Sitting and starting at your computer for more than an hour at a time is not healthy for you. Research suggests that if you work for 45 minutes straight, taking a break for 10 minutes can increase your productivity. Take your lunch break away from your computer screen and really try to re-charge.

Tip #6: Get out for some fitness

Nothing is more powerful for your brain, emotional health and productivity than working out. Science backs this up consistently. Rather than taking a walk alone which would be nice as well, go out and take a group fitness class, find walking partners, get to know more people in your community. I don’t know of too many more things more energizing than a great group of people at a Zumba class.

Tip #7: Hit up some local meet-ups and get social.

Are there any groups in your area for local entrepreneurs and business owners? If there are no organizations that fit what you are looking for, create it! That is what I did. When I moved back into a community that we lived in before and looked around at what was available for networking, I wanted something different. So, a friend and I created a group of like-minded business owners and business professionals who are looking to connect, support and grow our business’. You are a leader too, and you can start gathering people together and create what you all want. Meet up once a month and notice how much of a difference this makes for you. As with many professionals, I do not simply care to swap business cards, so I created something that was and is needed.
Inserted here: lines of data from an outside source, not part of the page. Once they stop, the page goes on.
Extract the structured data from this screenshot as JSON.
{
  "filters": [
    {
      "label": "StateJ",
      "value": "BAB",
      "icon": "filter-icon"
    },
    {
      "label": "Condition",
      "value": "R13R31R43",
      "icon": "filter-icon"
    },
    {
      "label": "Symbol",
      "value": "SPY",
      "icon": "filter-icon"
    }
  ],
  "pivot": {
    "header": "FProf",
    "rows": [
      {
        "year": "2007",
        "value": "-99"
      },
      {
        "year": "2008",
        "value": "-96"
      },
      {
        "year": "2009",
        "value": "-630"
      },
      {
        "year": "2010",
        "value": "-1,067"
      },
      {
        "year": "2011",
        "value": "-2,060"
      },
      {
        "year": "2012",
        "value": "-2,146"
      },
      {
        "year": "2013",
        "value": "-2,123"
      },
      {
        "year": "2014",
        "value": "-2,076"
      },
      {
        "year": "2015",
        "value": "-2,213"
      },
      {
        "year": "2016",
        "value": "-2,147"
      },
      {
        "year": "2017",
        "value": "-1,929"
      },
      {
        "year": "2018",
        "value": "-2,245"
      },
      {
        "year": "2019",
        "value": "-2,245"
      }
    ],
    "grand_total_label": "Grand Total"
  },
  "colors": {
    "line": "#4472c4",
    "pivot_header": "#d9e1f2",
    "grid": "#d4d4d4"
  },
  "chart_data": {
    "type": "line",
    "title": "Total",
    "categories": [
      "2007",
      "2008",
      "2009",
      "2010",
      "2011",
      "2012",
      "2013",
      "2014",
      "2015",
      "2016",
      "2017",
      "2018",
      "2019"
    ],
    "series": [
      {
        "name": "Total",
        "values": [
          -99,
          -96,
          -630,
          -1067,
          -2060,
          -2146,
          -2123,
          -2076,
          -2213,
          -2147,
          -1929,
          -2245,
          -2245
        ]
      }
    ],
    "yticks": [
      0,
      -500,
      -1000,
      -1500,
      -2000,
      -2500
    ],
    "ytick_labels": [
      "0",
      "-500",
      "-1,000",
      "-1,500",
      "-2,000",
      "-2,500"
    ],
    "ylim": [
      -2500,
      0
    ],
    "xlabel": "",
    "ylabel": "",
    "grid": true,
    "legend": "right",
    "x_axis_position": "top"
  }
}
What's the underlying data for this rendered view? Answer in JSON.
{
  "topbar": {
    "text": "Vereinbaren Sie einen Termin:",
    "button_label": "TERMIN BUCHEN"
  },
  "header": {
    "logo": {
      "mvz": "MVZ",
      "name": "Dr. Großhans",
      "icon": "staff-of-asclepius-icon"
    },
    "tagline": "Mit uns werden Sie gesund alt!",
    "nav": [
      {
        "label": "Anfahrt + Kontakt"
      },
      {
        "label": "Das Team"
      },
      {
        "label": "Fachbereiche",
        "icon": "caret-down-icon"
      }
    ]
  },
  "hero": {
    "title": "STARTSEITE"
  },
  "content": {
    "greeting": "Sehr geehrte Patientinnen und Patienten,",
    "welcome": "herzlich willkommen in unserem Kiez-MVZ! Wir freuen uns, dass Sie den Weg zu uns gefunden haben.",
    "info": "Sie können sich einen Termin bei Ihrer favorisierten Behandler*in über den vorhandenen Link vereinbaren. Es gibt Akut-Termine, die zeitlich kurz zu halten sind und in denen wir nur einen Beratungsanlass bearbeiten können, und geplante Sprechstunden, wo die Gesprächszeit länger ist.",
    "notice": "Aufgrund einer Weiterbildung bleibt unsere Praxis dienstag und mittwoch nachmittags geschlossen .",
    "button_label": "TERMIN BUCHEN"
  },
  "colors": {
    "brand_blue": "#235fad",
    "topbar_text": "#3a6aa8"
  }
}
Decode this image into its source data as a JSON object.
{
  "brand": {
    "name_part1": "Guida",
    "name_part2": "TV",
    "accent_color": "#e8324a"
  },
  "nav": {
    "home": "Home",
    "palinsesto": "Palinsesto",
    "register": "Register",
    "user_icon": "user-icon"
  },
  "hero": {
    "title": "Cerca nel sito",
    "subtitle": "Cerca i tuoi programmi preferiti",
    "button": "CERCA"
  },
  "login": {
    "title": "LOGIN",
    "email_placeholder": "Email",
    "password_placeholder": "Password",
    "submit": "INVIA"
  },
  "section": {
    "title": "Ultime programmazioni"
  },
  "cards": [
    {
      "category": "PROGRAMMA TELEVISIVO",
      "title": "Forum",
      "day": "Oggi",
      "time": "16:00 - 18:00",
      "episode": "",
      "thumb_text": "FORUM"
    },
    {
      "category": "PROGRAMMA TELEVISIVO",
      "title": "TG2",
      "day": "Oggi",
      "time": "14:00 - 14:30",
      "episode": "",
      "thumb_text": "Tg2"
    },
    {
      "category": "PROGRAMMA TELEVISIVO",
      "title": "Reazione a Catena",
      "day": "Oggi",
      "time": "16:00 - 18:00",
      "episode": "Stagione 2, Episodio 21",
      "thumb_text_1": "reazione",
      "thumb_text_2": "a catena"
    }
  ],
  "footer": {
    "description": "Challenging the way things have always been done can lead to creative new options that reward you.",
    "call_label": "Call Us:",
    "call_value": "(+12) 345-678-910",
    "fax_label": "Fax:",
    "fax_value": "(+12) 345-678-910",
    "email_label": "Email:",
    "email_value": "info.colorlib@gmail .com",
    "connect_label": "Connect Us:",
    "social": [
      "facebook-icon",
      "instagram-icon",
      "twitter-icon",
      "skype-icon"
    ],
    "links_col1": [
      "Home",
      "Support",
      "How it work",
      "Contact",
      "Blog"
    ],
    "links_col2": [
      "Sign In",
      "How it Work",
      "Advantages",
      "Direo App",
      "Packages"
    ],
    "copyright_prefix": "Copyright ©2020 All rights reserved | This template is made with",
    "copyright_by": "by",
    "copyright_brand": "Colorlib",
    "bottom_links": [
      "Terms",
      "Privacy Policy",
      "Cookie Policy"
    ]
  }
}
Learn here about the Productivity & Profitability Think Tank and see if this will support your efforts to build your own personal board of directors.

Tip #8: Get some in-person time

I am not sure how big your team, company or industry is, but why not pitch to others the idea of an in-person meet up for social engagements. Volunteer to help get the idea of the ground, show your strengths and talents.

Your soul requires connection and real face to face time.

These ideas are just a start, and I am confident that you have some great ideas too. I’m curious about your take on this topic.

Can you relate to the loneliness and isolation that can come from working at home? How do you make sure to stay emotionally connected?

Specifically, what works for you and what doesn’t to overcome feeling lonely working from home?

If you have friends, clients or colleagues who are having a hard time adjusting to working online, share this post. It could give them some actionable ideas to stay healthy and productive.

Thank you so much for reading and sharing!


Jennifer Jimbere
Jennifer Jimbere
Jennifer Jimbere is an entrepreneur, International best-selling co-author of the Dream Boldly I Dare You series, World Class Coach and Business Consultant. A recognized authority on change management, profitability, and organizational turnaround, she has served as an advisor to thousands of individuals and organizations around the world for more than 20 years. Her work can be found on Jimbere Coaching & Consulting and Radical Joy Seeking Women's Club. Jennifer has also been named Influence Magazine 100 Authority and recognized as Coach of the Month, April 2019 by Strategic Learning Alliance.

SOLD OUT! JOIN OUR WAITING LIST! It's not a virtual event. It's not a conference. It's not a seminar, a meeting, or a symposium. It's not about attracting a big crowd. It's not about making a profit, but rather about making a real difference. LEARN MORE HERE



  1. Great post Jennifer and I can relate to tip #7. Working predominantly online and as a naturally socially creature I began to find the online world very lonely. In order to resolve this I made a decision earlier this year and spent the whole month of June networking offline.

    The outcomes have been surprising and unexpected. The new and unplanned opportunities that have been presented to me, by simply getting out there, have made my offline efforts beyond worthwhile. While It’s not my intention to constantly network ( i’d never get any work done) I do now make sure I attend 2 events per month. I’m selective, I scope them out first to see if they’re a good fit for me and then I attend with an open mind, expecting nothing and willing to freely serve at least one person in the room.

    Doing this has brought me speaking opportunities, podcast requests, workshops and more. Better yet I’m among real people, sharing real stories and enjoying real engagement!